Mark Twain attributed British Prime Minister Benjamin Disraeli with saying “there are lies, damned lies and statistics.” The F-35 boondoggle has all three …
The Harper Government is digging itself deeper into the money pit that the F-35 has become. Never mind their fiscal deficit; they’ve got a growing truth deficit.
First they told us the planes would cost only $9 or 10 billion. Then they said $15 or 16 billion and they stuck to that one right through the election even though the figure they gave to Kevin Page, the Parliamentary Budget Officer, in March 2011 was nearly $18 billion.
Oh well, what’s a billion dollars here or there in an election, eh?
Then, when the Auditor General raised an eyebrow (and a whole lot
of questions) in March of this year, the Department of National Defence said: Oh, by the way, we didn’t count the cost of keeping the F-35 in the air – you know little things; like pilots and gas.
Peter MacKay, who should know – after all he’s the Minister in charge – confirmed this by saying the Government had the “real” figure all along. Just add 10 billion to the 15 billion dollar cost of acquiring the jets and Bob’s your uncle.

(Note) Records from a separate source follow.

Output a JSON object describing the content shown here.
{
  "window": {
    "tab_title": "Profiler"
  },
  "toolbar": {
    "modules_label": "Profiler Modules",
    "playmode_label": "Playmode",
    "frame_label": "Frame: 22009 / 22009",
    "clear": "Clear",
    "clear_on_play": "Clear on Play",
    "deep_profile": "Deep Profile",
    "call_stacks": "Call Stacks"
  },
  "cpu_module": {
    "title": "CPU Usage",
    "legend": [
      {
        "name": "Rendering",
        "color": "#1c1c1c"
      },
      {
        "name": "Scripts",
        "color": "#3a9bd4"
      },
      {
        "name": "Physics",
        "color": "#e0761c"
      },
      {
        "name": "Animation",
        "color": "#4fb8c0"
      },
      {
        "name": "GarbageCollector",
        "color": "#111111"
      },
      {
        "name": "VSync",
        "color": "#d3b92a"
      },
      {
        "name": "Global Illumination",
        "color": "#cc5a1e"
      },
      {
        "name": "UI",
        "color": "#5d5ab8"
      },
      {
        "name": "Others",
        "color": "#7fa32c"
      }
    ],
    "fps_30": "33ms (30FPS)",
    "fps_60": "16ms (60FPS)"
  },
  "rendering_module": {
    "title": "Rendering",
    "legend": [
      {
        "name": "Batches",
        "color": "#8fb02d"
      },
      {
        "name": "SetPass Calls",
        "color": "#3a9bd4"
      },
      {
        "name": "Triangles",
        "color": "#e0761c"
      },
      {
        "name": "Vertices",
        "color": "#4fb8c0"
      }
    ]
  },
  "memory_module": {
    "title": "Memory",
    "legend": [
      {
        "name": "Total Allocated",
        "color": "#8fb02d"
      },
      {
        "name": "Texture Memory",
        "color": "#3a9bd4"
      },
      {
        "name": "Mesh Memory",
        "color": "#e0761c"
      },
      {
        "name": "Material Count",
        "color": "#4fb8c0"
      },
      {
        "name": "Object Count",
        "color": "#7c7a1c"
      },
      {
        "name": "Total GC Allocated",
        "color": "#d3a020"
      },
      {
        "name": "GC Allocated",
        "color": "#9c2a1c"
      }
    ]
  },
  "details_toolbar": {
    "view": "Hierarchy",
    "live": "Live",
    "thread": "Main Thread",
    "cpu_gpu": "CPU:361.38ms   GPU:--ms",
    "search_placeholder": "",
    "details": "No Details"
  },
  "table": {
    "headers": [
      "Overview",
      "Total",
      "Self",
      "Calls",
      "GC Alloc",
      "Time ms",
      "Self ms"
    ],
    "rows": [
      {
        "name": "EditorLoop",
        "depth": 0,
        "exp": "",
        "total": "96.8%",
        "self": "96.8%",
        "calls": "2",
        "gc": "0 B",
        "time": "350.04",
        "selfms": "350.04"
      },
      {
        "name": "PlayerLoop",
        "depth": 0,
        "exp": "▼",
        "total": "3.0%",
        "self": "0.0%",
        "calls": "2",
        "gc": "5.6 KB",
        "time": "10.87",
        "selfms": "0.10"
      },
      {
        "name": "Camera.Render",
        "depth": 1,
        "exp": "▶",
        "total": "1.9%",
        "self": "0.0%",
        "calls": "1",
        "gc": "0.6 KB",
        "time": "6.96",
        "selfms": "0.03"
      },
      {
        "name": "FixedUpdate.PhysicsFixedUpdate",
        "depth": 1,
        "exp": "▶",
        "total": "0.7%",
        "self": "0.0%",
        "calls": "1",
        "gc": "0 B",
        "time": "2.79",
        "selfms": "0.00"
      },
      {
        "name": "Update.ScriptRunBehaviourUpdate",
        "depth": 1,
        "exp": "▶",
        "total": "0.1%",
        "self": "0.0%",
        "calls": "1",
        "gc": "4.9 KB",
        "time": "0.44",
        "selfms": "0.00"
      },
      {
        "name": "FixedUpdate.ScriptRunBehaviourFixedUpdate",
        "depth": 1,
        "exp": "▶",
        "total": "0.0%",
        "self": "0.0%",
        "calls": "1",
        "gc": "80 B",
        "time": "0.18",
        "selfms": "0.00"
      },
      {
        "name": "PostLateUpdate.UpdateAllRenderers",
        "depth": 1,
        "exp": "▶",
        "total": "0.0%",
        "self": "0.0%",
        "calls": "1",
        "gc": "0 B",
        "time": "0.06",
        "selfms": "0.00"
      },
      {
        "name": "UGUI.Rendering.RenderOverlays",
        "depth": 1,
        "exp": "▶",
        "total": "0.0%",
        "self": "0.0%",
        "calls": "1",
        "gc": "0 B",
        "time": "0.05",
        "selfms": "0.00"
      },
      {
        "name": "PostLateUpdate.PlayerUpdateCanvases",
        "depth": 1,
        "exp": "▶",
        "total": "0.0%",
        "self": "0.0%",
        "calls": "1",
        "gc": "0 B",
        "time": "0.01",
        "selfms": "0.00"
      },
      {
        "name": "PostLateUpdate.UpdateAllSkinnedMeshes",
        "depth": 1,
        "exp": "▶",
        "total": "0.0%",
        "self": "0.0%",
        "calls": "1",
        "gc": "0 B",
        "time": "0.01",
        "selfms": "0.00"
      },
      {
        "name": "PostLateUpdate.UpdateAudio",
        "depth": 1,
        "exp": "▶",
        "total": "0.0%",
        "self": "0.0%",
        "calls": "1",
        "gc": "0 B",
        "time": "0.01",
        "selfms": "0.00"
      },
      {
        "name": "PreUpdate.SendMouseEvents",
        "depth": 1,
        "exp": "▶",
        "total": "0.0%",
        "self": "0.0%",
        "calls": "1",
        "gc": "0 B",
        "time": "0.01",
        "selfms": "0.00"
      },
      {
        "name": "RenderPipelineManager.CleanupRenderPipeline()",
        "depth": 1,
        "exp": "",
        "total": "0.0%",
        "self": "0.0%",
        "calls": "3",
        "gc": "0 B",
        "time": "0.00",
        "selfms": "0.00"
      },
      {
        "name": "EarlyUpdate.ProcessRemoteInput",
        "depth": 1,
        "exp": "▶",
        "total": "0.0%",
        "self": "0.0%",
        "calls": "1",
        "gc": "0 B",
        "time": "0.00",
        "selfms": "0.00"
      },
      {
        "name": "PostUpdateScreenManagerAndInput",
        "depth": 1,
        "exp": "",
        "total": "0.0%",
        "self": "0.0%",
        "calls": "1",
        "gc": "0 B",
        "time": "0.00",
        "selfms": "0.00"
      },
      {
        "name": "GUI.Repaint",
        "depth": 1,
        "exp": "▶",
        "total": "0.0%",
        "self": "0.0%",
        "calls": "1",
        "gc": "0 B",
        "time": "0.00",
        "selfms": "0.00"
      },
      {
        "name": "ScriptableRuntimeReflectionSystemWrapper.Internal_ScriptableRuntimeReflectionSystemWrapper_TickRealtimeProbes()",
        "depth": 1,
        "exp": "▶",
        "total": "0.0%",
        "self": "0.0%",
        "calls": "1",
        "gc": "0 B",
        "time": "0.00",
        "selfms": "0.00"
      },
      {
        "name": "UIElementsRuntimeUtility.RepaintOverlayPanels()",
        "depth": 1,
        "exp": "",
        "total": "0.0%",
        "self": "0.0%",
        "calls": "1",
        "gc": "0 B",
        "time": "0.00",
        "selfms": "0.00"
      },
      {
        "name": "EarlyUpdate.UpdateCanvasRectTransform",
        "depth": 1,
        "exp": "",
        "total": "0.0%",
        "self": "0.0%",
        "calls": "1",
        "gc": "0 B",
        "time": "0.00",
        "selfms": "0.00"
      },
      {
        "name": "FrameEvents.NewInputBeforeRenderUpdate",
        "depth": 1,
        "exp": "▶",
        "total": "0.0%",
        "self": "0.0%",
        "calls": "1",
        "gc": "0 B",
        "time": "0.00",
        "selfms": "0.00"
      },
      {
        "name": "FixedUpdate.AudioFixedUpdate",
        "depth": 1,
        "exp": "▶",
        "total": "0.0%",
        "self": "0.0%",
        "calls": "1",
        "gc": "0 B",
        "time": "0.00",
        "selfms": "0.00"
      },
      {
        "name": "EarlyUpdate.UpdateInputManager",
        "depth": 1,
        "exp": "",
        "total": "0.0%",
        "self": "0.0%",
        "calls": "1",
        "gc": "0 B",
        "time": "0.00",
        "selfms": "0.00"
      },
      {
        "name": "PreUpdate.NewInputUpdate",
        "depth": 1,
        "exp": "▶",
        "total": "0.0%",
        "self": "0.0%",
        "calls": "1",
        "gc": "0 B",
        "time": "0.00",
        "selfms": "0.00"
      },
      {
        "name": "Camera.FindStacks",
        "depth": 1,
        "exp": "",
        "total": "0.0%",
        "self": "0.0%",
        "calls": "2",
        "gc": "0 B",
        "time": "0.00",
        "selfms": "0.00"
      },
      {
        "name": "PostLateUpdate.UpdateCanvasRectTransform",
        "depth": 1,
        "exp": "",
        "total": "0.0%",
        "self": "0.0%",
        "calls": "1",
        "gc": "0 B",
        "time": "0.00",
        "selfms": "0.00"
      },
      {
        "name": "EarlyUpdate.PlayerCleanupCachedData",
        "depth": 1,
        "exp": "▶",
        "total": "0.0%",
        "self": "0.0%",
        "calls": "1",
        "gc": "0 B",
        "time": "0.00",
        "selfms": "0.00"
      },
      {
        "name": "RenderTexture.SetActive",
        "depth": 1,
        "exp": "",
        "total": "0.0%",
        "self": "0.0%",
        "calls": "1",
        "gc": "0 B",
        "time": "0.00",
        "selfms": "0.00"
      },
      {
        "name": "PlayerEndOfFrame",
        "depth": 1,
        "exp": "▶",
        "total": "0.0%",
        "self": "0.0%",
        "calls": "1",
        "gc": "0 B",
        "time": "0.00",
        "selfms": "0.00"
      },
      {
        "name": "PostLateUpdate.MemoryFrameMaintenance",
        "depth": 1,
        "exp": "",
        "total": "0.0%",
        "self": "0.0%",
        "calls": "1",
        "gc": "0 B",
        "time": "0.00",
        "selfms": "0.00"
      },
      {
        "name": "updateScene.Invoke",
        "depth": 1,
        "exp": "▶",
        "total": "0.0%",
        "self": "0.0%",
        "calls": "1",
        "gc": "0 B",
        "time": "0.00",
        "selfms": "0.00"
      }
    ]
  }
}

Oh, and by the way, said Associate Defence Minister Julian Fantino, pay no attention to Norway’s Rear Admiral Roksund. He told the Standing Committee on Defence that Norway is planning to pay, for acquiring and operating the same plane, exactly double the Harper Government’s $25 billion estimate.
In early April 2012, at the Summit of the Americas, Mr Harper himself dug the hole a little deeper. He said that the figures his Government used publicly were only for the acquisition of the F-35s.
“Other numbers cited, obviously have to do not just with the acquisition of the F-35, but operations of the F-35. In terms of our numbers,” the PM said, “I’ve been very clear.”
Problem is, none of this is true. The government’s estimates are still absurdly low. The DND confessed to Mr Page they couldn’t provide a rationale for the figures they gave him. And the government’s own figures for the cost of the plane – made public in the Budget Officer’s report before the election – include both acquisition and operations.
It’s all right there on page 10 of Kevin Page’s report. Cost of acquisition? $6 billion. Cost of operating and support? $9 billion. Cost of misleading the public during an election? Priceless.
© David McLaren April 2012.
From the Parliamentary Budget Officer’s Report on the F-35,
March 10, 2011
Cost estimates from any source, including the PBO, should be seen in the context of the methodology employed, the available data, and the desired confidence interval. The PBO sought clarification from DND on the methodology employed, the data, and the desired confidence interval that form the basis of the government’s costing figures. DND confirmed that such analysis has not yet been undertaken. (page 9)
In response to the PBO’s question as to the constituent elements of DND’s acquisition cost of US$ 9 billion, DND responded that it was to include research, development, testing and evaluation [RDT&E]. (footnote page 22)
RDT&E poses a significant risk and may increase the cost Canada pays. The RDT&E phase is yet to be completed, and with low rate production started, there remains significant risk of costs increases. Between 2001 and 2009, there have been growth figures of 40% for RDT&E and 54% for production.72 It is yet unclear how these costs will be distributed among purchasers. (page 36)